Another research was done to determine whether or not mediation works well in public disputes like armed conflict and deadly conflict and peace making role of mediation. In each of these types of dispute mediation has proved it self to be an effective kind of dispute settlement either in resolving the conflict totally or by mitigating the degree of contention. Peace keeping role of mediation is witnessed, for example, in Senator G. Mitchell’s role in mediating the peace talks that led to the Good Friday/Belfast Agreement in 1998 in Northern Ireland. The conflict is often expressed in religious terms as a clash between Catholic and Protestants as a great many Protestants want to keep Northern Ireland in union with the United Kingdom (Unionists) and where a great many Catholics favour Northern Ireland becoming part of the Republic of Ireland (Nationalists). Senator G. Mitchell was appointed as a chair of all party talks and it ends with agreement.

In the field of armed conflicts the effort of Carter Centre’s International Negotiation Network (INN) to mediate one of the longest civil wars in African history between the government of the People’s Democratic Republic of Ethiopia (PDRE) and the Eritrean People’s Liberation Front (EPLF) in 1989 can be mentioned.

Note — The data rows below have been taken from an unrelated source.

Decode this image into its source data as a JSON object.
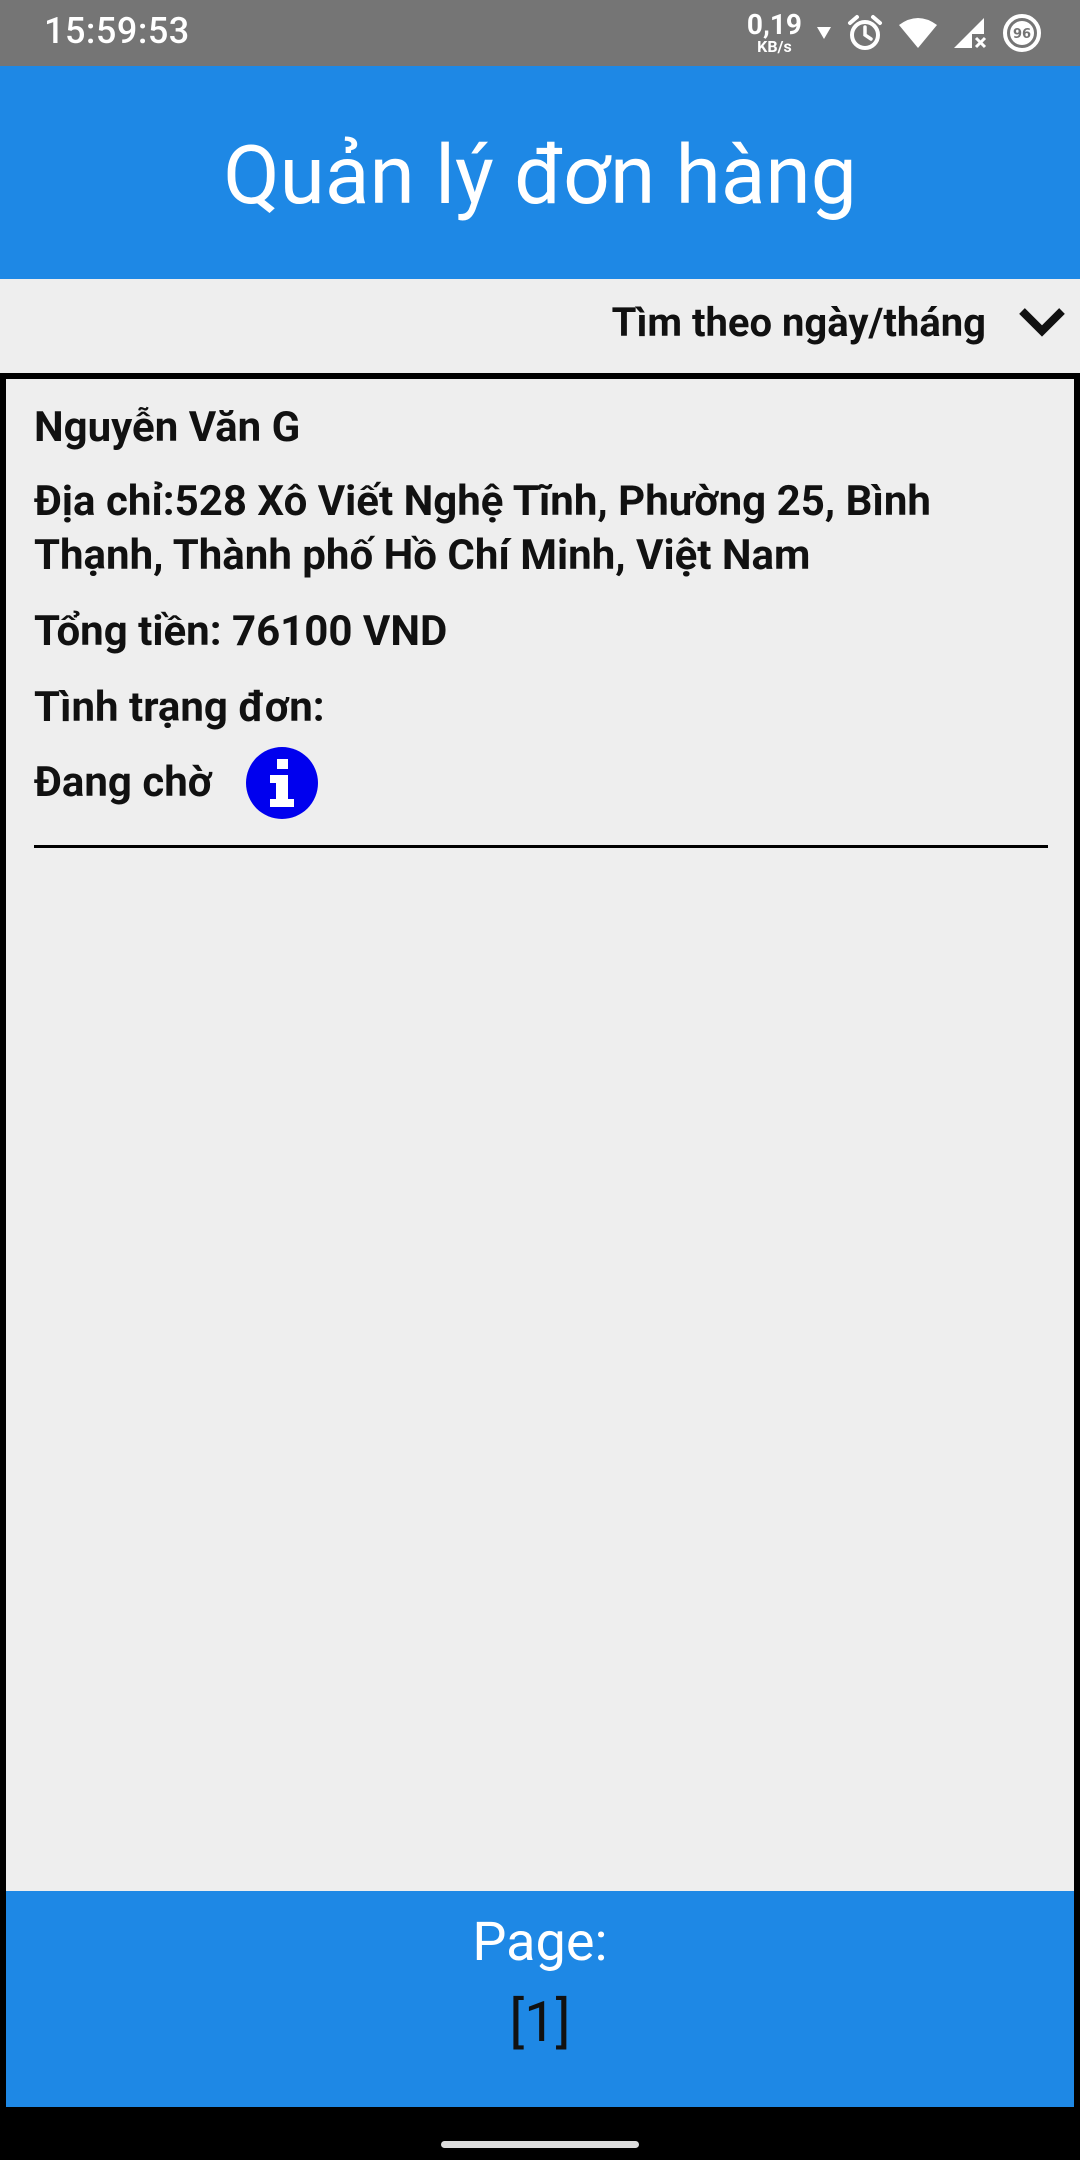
{
  "status_bar": {
    "time": "15:59:53",
    "net_speed_value": "0,19",
    "net_speed_unit": "KB/s",
    "battery_level": "96",
    "icons": [
      "data-down-arrow-icon",
      "alarm-icon",
      "wifi-icon",
      "signal-no-data-icon",
      "battery-icon"
    ]
  },
  "app_bar": {
    "title": "Quản lý đơn hàng"
  },
  "filter": {
    "label": "Tìm theo ngày/tháng",
    "icon": "chevron-down-icon"
  },
  "orders": [
    {
      "customer_name": "Nguyễn Văn G",
      "address": "Địa chỉ:528 Xô Viết Nghệ Tĩnh, Phường 25, Bình Thạnh, Thành phố Hồ Chí Minh, Việt Nam",
      "total": "Tổng tiền: 76100 VND",
      "status_label": "Tình trạng đơn:",
      "status_value": "Đang chờ",
      "info_icon": "info-icon",
      "info_icon_color": "#0000ee"
    }
  ],
  "pagination": {
    "label": "Page:",
    "current": "[1]"
  },
  "colors": {
    "primary": "#1e88e5",
    "status_bar": "#757575",
    "background": "#eeeeee"
  }
}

Lead by the then president of USA, Carter, the two parties have made a partially successful two round meeting in Atlanta – USA and Nairobi – Kenya which ends with agreement on procedural matters. Mediation was tested in deadly conflicts of Bosnia and Rwanda

The above discussion makes clear the experience of different kinds of ADR in resolving international conflicts of different nature. Public disputes which would get a challenge in the domestic jurisdiction of ADR have been freely and fruitfully entertained in the international relations. Thus, we may say that it would be difficult to say that there are subject matters of a dispute in the international level which can’t be entertained by ADR.

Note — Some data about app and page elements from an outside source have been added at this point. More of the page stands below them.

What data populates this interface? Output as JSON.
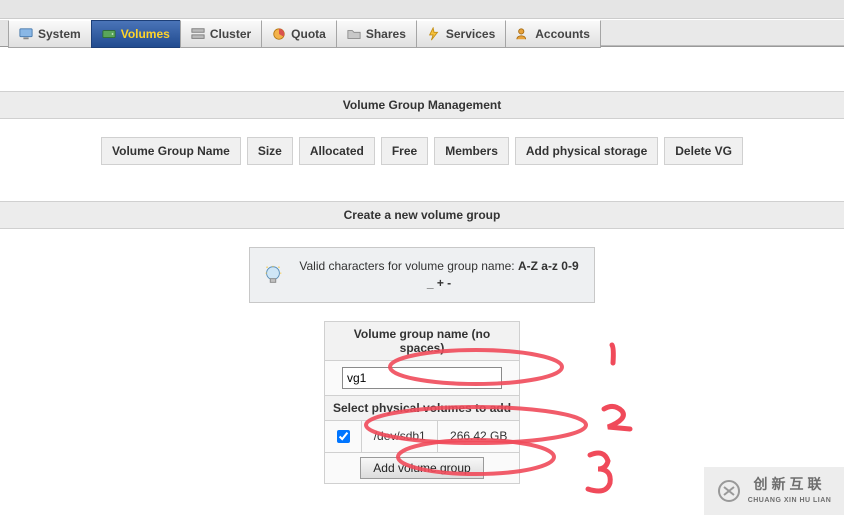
{
  "nav": {
    "items": [
      {
        "label": "System",
        "active": false,
        "icon": "monitor"
      },
      {
        "label": "Volumes",
        "active": true,
        "icon": "drive"
      },
      {
        "label": "Cluster",
        "active": false,
        "icon": "servers"
      },
      {
        "label": "Quota",
        "active": false,
        "icon": "pie"
      },
      {
        "label": "Shares",
        "active": false,
        "icon": "folder"
      },
      {
        "label": "Services",
        "active": false,
        "icon": "bolt"
      },
      {
        "label": "Accounts",
        "active": false,
        "icon": "users"
      }
    ]
  },
  "section1_title": "Volume Group Management",
  "columns": [
    "Volume Group Name",
    "Size",
    "Allocated",
    "Free",
    "Members",
    "Add physical storage",
    "Delete VG"
  ],
  "section2_title": "Create a new volume group",
  "info": {
    "prefix": "Valid characters for volume group name: ",
    "bold": "A-Z a-z 0-9 _ + -"
  },
  "form": {
    "name_header": "Volume group name (no spaces)",
    "name_value": "vg1",
    "pv_header": "Select physical volumes to add",
    "pv_rows": [
      {
        "checked": true,
        "device": "/dev/sdb1",
        "size": "266.42 GB"
      }
    ],
    "submit_label": "Add volume group"
  },
  "annotations": {
    "one": "1",
    "two": "2",
    "three": "3"
  },
  "watermark": {
    "cn": "创新互联",
    "py": "CHUANG XIN HU LIAN"
  }
}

In case of capacity of parties before international ADR, the same conclusion can be reached and say that as long as a party has a cause of action and as long as both of the disputants are consented, it would be the obligation of the panel or tribunal to enforce the interest of the parties. This is witnessed from the provisions of different international documents. In arbitration, a party's ability or obligation to arbitrate an international dispute arises from its consent as a signatory to a contract that contains an arbitration clause. Article 1 of the AAA's International Arbitration Rules provides that an international arbitration shall occur "where parties have agreed in writing to arbitrate disputes." The 1958 United Nations Convention on the Recognition and Enforcement of Foreign Arbitral Awards (New York Convention), the legal framework by which the international community has chosen to regulate the enforcement of arbitral agreements and awards, imparts a similar writing requirement.

The effort made above shows us that the limitation we have in domestic jurisdiction of ADR over public interest cases would not arise in international relation as most of the disputes between states are resolved by using ADR. In addition, public international law denies parties other than sovereign states and some international organization with the right to be a party before it. This will not happen in ADR as private individuals, private commercial and civic institutes, states and group interests are freely entertained before it.

Last modified on Wednesday, 02 May 2012 13:05